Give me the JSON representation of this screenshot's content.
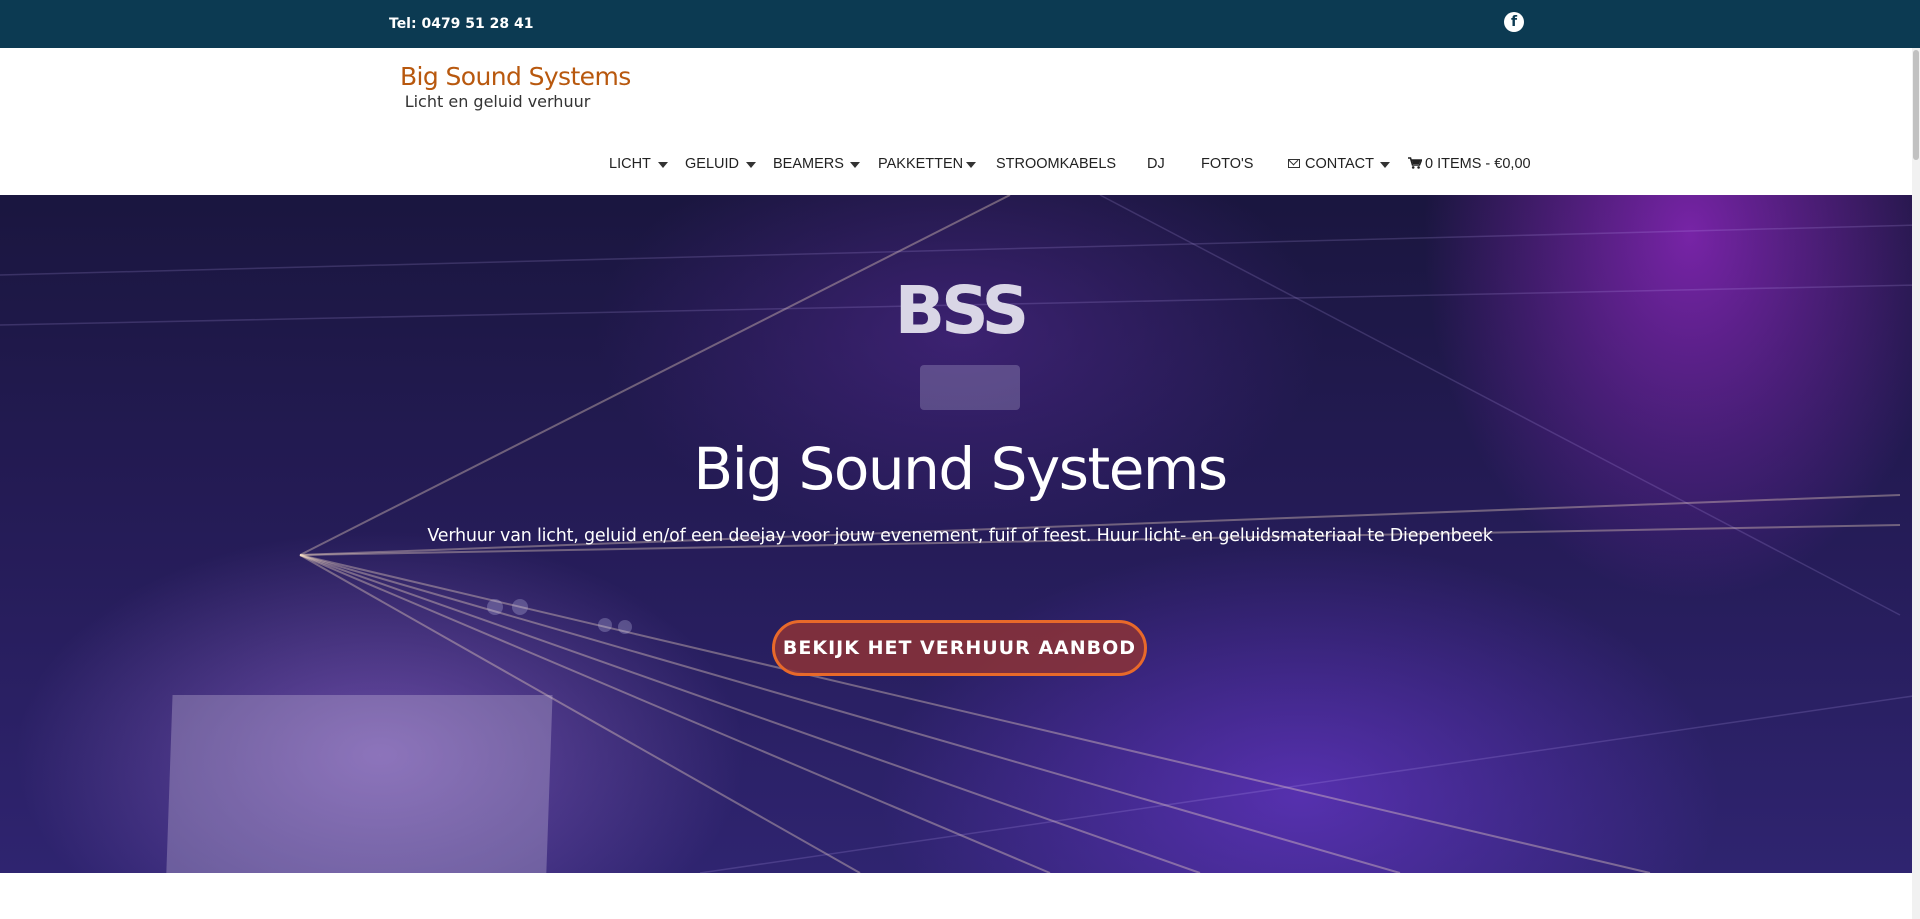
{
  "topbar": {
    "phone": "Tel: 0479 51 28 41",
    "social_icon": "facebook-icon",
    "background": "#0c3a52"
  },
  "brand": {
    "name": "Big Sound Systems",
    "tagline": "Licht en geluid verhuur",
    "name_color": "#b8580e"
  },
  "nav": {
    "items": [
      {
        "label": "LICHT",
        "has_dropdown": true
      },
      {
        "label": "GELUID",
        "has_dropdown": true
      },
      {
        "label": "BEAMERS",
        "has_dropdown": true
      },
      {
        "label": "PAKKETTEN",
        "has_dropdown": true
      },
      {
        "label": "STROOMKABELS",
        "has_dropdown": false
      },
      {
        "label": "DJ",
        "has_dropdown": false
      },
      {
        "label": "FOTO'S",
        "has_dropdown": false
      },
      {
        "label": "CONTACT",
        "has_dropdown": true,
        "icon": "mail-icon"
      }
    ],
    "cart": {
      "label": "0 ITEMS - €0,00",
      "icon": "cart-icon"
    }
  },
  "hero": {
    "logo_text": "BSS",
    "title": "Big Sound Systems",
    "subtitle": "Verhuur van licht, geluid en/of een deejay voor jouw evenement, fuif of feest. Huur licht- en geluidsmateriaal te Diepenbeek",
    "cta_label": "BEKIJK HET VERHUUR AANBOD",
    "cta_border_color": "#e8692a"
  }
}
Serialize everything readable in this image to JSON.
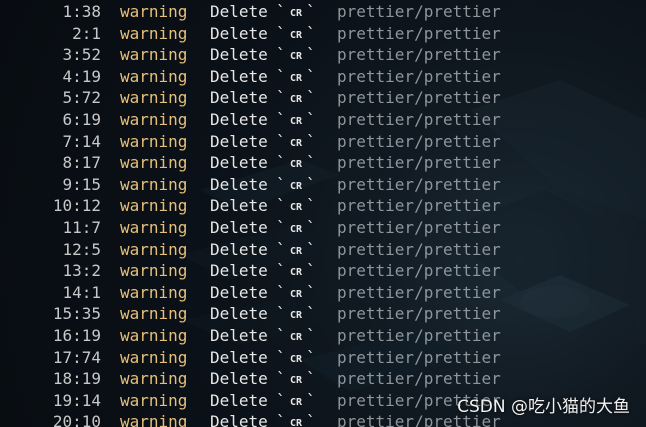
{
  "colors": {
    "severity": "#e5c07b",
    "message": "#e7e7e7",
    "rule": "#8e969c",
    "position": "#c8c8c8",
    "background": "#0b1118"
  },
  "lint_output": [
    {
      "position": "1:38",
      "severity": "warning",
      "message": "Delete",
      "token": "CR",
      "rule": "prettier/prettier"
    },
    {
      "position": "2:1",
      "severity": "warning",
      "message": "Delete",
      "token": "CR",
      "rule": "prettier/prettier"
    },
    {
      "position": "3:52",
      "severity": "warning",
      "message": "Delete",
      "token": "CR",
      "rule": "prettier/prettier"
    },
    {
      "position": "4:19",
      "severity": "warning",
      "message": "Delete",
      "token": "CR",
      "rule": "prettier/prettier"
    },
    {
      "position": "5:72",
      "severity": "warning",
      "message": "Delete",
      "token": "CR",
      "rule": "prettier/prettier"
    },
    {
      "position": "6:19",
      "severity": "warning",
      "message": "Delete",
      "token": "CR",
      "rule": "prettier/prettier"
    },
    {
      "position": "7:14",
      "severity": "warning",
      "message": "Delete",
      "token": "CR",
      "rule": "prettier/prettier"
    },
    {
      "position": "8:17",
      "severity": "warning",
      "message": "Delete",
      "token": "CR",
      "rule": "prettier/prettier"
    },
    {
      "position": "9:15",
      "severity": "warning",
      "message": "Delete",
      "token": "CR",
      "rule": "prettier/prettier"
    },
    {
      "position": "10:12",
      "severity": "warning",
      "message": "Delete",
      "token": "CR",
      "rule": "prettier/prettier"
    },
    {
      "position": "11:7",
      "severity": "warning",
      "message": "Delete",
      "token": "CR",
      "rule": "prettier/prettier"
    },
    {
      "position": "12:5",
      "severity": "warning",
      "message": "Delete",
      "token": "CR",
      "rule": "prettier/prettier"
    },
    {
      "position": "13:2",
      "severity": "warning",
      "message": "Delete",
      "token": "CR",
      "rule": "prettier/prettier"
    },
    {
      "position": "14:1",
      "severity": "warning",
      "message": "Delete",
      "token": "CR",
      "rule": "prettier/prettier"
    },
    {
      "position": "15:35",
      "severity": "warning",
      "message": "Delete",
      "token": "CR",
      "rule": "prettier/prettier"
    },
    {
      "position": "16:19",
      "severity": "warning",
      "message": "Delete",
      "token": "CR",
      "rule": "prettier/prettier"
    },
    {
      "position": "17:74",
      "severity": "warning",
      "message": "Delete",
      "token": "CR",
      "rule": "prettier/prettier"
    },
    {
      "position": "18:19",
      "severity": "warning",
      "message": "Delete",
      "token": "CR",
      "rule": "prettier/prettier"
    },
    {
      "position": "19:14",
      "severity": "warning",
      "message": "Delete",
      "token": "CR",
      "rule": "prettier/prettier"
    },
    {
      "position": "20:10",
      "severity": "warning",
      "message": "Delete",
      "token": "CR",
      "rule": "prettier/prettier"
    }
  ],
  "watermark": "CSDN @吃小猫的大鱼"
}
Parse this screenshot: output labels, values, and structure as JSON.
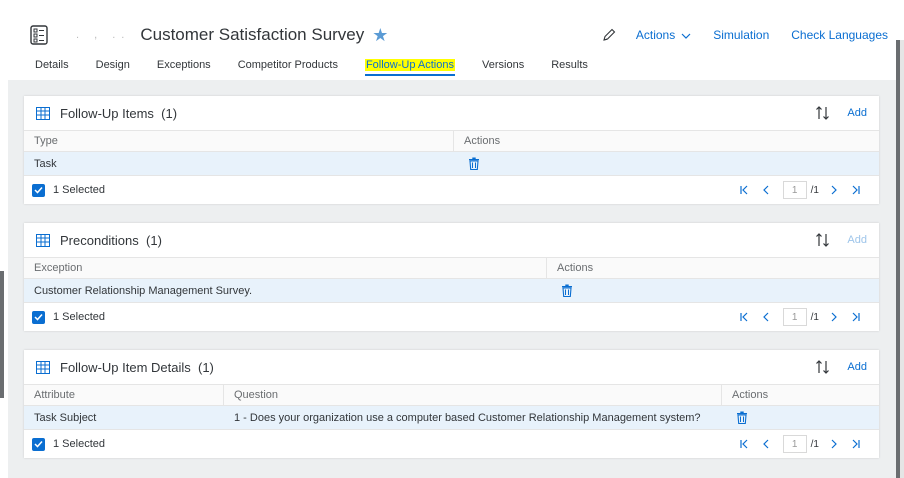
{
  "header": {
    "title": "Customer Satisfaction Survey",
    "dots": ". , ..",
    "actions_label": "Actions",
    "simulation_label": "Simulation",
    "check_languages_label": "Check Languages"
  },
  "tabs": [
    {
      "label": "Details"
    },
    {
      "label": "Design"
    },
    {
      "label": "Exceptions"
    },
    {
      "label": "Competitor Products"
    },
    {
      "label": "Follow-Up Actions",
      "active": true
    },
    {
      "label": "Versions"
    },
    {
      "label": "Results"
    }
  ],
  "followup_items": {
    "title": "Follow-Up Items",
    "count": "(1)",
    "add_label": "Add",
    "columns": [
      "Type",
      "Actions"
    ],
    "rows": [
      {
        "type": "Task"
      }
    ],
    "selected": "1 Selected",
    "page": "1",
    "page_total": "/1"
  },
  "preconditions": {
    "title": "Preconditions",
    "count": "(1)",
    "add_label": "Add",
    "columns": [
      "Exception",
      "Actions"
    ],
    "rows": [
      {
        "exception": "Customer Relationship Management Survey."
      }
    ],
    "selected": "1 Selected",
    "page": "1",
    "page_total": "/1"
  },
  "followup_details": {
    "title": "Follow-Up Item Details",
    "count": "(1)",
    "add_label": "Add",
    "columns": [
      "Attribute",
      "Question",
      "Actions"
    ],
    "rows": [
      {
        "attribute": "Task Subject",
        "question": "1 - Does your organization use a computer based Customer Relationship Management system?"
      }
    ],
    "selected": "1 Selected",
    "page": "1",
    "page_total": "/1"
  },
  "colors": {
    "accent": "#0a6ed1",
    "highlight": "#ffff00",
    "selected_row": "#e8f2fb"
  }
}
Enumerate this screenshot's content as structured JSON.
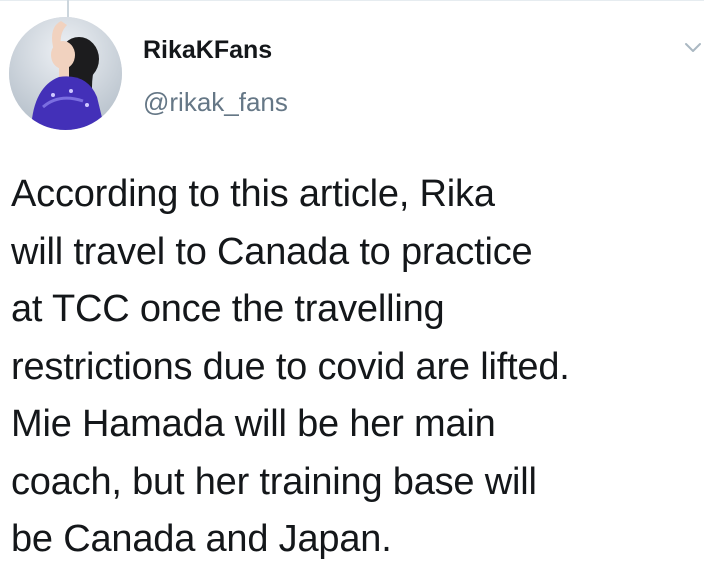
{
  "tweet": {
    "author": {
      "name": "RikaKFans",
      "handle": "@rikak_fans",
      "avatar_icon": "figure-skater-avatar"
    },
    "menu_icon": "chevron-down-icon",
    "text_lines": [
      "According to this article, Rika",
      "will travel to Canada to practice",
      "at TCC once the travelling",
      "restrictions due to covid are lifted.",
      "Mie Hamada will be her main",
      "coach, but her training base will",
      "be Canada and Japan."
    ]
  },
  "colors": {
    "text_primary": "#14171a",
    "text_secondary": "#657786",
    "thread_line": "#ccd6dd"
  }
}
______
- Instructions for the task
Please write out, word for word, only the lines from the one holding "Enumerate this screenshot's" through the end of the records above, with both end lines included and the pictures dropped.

- Task result
Enumerate this screenshot's content as structured JSON.
{
  "tweet": {
    "author": {
      "name": "RikaKFans",
      "handle": "@rikak_fans",
      "avatar_icon": "figure-skater-avatar"
    },
    "menu_icon": "chevron-down-icon",
    "text_lines": [
      "According to this article, Rika",
      "will travel to Canada to practice",
      "at TCC once the travelling",
      "restrictions due to covid are lifted.",
      "Mie Hamada will be her main",
      "coach, but her training base will",
      "be Canada and Japan."
    ]
  },
  "colors": {
    "text_primary": "#14171a",
    "text_secondary": "#657786",
    "thread_line": "#ccd6dd"
  }
}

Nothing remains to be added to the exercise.